Paradiso Cake – Gluten Free

Adapted from The Rustic Italian Bakery, note most ingredients measured by weight

Ingredients

3 fl oz mild extra-virgin olive oil

3.5 oz turbinado sugar

4 large eggs, separated

5 Tbs heavy cream

Scant 1/4 cup whole milk

9 oz rice flour

1/2 oz baking powder

Zest of 1 medium orange

Powdered sugar to taste

Preparation

Set oven to 350. Lightly grease a 9-inch cake pan (with 2 inch sides), lining the bottom with parchment. Set aside.

In a small bowl combine the rice flour, baking powder and orange zest. Set aside.

In the bowl of an electric mixer, combine the olive oil and sugar, mixing on medium until sugar dissolves slightly, about 3-5 minutes. With the mixer running, add the egg yolks, one at a time, mixing well after each addition. Beat in the cream, followed by the flour mixture, mixing thoroughly.

batterNote: At this point, my batter looked more like cookie dough. I couldn’t imagine folding beaten egg whites into it. So I added enough whole milk to make a smooth cake batter. If you find yourself in a similar situation, gradually add the milk, up to a 1/4 cup, until your batter looks right.

Pour the batter into a large mixing bowl. Clean your mixer bowl, attach the wire whip, and whip the egg whites until stiff. Fold them into the cake batter using a large rubber spatula or balloon whisk, pulling the batter from the bottom up.

IMG_4499Pour the mixture into the prepared cake pan, smoothing the top with an offset spatula.

Bake, in preheated oven, for 30 minutes. A tester should come out clean. My cake was done, but very pale in color.

IMG_4510Cool in pan on rack for 15 minutes. Unmold and cool on rack completely. Dust with powdered sugar to taste.

This cake is not sweet and has a lovely soft but hearty texture. It’s even better the second day when all the powdered sugar has sunk in adding a touch more sweetness to the cake.

Enjoy!

And if you find yourself struggling with difficult emotions, there are a number of ways to get help: Call the Employee Assistance Program offered by your employer to access short term counseling, look for a good therapist, join an online community like To Write Love on Her Arms – just do something. Depression is common and can be managed. Blessings!

 

Feelin’ Like Fall Peanut Butter Cookies

It’s been a tough autumn here in Southern California. Temperatures have been close to IMG_2682100 degrees all across the Southland, with regional blackouts due to 24/7 AC and beach dwellers who are normally proud of their “we don’t need AC” status, flocking to packed movie theaters for relief. There have been a few classic SoCal fall days mixed in, though, with breezy temps in the low 70s and cool nights that might tumble into the low 60s – those are baking days.

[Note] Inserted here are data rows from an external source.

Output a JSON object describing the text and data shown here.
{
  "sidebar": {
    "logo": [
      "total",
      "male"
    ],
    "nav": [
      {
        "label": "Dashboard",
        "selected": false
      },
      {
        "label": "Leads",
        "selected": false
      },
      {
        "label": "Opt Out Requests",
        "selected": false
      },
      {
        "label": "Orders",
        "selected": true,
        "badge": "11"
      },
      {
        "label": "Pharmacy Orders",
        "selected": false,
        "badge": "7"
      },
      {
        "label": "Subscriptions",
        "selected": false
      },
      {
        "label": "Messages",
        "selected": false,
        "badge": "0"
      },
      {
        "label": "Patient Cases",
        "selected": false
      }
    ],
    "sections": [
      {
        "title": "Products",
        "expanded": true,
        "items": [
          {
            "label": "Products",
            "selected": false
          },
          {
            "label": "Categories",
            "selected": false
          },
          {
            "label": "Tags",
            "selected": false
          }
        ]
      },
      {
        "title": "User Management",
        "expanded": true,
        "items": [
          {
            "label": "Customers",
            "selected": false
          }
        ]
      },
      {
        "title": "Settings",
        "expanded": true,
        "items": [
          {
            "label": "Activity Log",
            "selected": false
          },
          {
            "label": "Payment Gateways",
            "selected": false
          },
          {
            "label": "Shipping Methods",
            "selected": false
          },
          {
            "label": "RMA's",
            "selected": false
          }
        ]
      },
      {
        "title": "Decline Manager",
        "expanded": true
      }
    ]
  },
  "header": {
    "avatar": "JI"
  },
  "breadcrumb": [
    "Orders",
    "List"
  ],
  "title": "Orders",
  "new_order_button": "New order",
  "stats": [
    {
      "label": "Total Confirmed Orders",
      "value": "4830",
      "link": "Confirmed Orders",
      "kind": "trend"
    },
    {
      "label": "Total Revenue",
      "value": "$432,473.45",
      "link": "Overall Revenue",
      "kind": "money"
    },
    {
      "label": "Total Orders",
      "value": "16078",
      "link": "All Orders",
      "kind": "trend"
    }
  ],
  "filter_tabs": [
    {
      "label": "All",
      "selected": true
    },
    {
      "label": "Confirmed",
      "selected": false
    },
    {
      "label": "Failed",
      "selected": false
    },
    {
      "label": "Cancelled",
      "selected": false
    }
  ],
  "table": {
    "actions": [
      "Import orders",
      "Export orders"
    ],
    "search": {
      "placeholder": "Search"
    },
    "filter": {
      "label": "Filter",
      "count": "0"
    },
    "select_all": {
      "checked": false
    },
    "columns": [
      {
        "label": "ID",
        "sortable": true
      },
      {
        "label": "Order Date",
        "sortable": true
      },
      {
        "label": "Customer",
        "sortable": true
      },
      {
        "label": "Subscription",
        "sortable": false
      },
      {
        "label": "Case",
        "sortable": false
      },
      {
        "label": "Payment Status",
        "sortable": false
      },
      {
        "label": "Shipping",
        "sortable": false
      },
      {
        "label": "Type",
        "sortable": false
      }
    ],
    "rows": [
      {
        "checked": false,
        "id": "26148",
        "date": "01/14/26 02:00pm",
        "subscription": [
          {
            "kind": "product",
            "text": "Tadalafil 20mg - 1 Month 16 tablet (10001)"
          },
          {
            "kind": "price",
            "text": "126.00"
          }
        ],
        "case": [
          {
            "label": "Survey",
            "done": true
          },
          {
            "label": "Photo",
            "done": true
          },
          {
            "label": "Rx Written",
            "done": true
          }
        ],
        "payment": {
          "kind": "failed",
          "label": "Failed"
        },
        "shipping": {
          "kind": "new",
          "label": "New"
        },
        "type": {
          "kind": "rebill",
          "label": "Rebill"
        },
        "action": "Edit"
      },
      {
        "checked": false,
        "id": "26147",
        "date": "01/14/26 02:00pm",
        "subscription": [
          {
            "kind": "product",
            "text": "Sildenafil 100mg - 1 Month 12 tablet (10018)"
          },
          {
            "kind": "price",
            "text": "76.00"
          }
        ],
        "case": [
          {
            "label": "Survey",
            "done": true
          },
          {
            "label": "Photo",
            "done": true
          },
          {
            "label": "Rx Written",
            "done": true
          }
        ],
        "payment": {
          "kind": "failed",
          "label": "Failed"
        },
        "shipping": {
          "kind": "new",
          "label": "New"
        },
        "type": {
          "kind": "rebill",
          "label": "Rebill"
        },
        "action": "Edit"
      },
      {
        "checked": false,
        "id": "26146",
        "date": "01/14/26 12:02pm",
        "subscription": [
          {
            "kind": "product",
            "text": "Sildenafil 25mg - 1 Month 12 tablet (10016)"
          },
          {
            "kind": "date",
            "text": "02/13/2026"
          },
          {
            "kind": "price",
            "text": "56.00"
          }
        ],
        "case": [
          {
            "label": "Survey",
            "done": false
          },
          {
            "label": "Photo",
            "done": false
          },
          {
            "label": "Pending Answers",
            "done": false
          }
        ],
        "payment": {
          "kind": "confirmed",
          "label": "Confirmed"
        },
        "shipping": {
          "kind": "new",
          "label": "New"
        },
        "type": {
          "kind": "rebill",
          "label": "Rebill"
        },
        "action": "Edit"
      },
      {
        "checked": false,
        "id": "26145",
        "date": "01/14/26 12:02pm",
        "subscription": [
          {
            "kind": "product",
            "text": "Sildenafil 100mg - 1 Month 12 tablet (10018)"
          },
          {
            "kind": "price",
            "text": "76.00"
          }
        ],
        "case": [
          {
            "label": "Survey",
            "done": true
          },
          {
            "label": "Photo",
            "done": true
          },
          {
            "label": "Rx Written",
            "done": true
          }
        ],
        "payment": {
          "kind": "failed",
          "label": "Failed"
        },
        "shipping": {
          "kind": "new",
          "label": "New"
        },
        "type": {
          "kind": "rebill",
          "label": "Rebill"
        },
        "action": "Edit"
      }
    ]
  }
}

This past weekend was cool and cloudy, perfect for making soup and peanut butter cookies. I like my peanut butter cookies crisp with a hint of chocolate, so I use equal amounts of white and brown sugar, and add cocoa nibs. It’s the perfect cookie: Easy to pull together and, with a couple of hours of Hulu to catch up on, the right amount of baking time.

Feelin’ Like Fall Peanut Butter Cookies

Yield 2-3 dozen

Ingredients

1 ¼ c flour

¾ tsp baking soda

1 c (2 sticks) unsalted butter, softened (beat cold butter between wax paper sheets with a rolling pin)

½ c light brown sugar, packed

1 large egg

¾ tsp vanilla extract

1 c chunky peanut butter (I use Skippy)

½ c cocoa nibs

Preparation

Preheat oven to 350 degrees. Line two baking sheets with parchment (parchment makes a crisper cookie than Silpat).

Combine flour and baking soda in a small bowl and set aside.

IMG_2680Beat butter and both sugars in the bowl of an electric mixer on medium until fluffy. Add the egg and mix until combined. Mix in vanilla, then peanut butter. Beat well. Scrape down the sides and then add flour mixture. Beat on medium speed until well combined. Mix in cocoa nibs.

Remove bowl from mixer and give the dough a few turns with a wooden spoon or spatula to make sure the nibs are thoroughly mixed in.

Use a small ice cream scoop or rounded tablespoon to scoop up dough. Roll into balls and placeIMG_2684 on cookie sheets, spacing about 2.5 inches apart. Sprinkle generously with crystal sugar.

Bake, rotating sheets halfway through baking time, 20 minutes. Cool on rack.

Enjoy! Great with tea or cold milk. (The crispy makes ‘em dunkable.)